David J. Beal was a familiar presence at City Hall for years before stepping down as a commissioner in 2009, but he returned there Thursday night to receive a top state honor.
As a roomful of family members, friends and well-wishers watched during a Mount Airy Board of Commissioners meeting, Beal was recognized publicly for a lifetime of public service with the Order of the Long Leaf Pine award. It is has been called the highest civilian honor given in North Carolina.
“This is an award that is very, very special,” state Rep. Sarah Stevens said when presenting the Order of the Long Leaf Pine certificate to a man who has worn many hats during his long career.
In addition to serving as a city councilman for 10 years representing the South Ward, Beal is a former police chief here who also was a member of the Mount Airy Board of Education for seven years. Additionally, Beal was Surry County’s clerk of Superior Court for 14 years and served as an agent with the State Bureau of Investigation.
His service was not restricted to the public sector, however, with Beal also retiring as vice president of human resources for Renfro Corp. in Mount Airy.
“What this impressive resume does not show, however, is the character and integrity of the man behind it all,” Halee Ratcliff told the audience gathered Thursday night in the council chambers for the bestowing of the state award by Rep. Stevens.
Ratcliff is a student at Appalachian State University who is familiar with Beal from her former days at Mount Airy High, where he is an ardent supporter of Bears sports teams and well known as a public address announcer for baseball and other games.
The ASU student, who was an athlete at Mount Airy High, also cited Beal’s longtime involvement with minor league baseball, including serving as special assistant to the general manager of the Winston-Salem Spirits and Warthogs for 20 seasons.

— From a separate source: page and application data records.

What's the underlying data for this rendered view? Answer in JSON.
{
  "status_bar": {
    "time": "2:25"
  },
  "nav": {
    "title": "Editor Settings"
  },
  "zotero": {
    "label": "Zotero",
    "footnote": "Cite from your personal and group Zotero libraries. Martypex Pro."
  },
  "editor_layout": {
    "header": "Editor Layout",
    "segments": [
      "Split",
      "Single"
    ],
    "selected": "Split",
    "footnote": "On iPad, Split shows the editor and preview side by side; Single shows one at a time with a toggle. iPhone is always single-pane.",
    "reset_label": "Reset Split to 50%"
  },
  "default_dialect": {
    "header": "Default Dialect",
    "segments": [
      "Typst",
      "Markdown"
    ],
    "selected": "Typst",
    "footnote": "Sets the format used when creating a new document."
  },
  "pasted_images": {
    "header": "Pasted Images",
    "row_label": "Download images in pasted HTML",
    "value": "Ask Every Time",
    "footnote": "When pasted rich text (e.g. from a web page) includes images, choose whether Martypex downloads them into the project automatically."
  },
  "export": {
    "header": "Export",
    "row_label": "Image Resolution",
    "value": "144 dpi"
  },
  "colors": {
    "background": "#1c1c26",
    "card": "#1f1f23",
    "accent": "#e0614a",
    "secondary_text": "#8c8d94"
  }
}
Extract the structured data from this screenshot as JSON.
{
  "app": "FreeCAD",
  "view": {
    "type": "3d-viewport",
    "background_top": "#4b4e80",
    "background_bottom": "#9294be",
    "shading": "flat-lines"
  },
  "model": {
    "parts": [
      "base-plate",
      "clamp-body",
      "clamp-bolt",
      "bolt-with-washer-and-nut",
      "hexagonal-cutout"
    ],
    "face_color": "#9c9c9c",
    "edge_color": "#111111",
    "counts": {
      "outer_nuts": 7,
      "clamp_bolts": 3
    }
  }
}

He is a member of the Winston-Salem Baseball Hall of Fame, the Greater Mount Airy Sports Hall of Fame and the ring of honor of the Surry County Sports Hall of Fame.
After working last summer in the Raleigh legislative office of Rep. Stevens, who is an attorney in Mount Airy, Ratcliff said “one of our first projects” was to nominate Beal for the Order of the Long Leaf Pine. Award recipients are approved by the governor, in this case Pat McCrory.
“Governor McCrory is very selective in awarding the Order of the Long Leaf Pine and the average process time for an application is about six weeks,” Ratcliff advised the crowd.
“When I received the call from the governor’s office that Mr. Beal’s application had been processed and accepted only two weeks after submission, I was hardly surprised.”
“It is personally signed by the governor” and not stamped, Rep. Stevens pointed out when presenting the Order of the Long Leaf Pine certificate to Beal, who subsequently received a standing ovation from those in attendance.
The Order of the Long Leaf Pine recipient said in remarks to the audience after receiving the award that he came to Mount Airy in 1967 expecting to stay only a short time.
“But it’s turned into about 50 years now,” he said.
Beal’s place in the community was cemented when he was appointed chief of police at the urging of top Mount Airy elected officials at the time.
“From that day on, I felt accepted in the community,” he said.
Beal added that words can’t express how good he feels about becoming an Order of the Long Leaf Pine honoree, and credited those he has been surrounded by over the years.
“I have had the best people, the best family, the greatest associates with me in my jobs,” Beal said.
He also credited the city officials he served with, many who are deceased. “I feel very special in this room,” Beal said from the podium of council chambers.
The longtime Mount Airy resident mentioned that everything he has accomplished was fueled by a desire to make a difference.
To illustrate that point, Beal referred to how he has drawn inspiration from Thomas the Tank Engine, the basis for a British children’s television series in which Thomas constantly seeks to be “a really useful engine.”
“Living a useful life is something I have tried to do,” Beal said.
He has succeeded, based on the reception the award presentation produced Thursday night.
“If somebody asked me the definition of a good man,” Mayor David Rowe commented at the end of the ceremony, “I’d say David Beal.”
Tom Joyce may be reached at 336-415-4693 or on Twitter @Me_Reporter.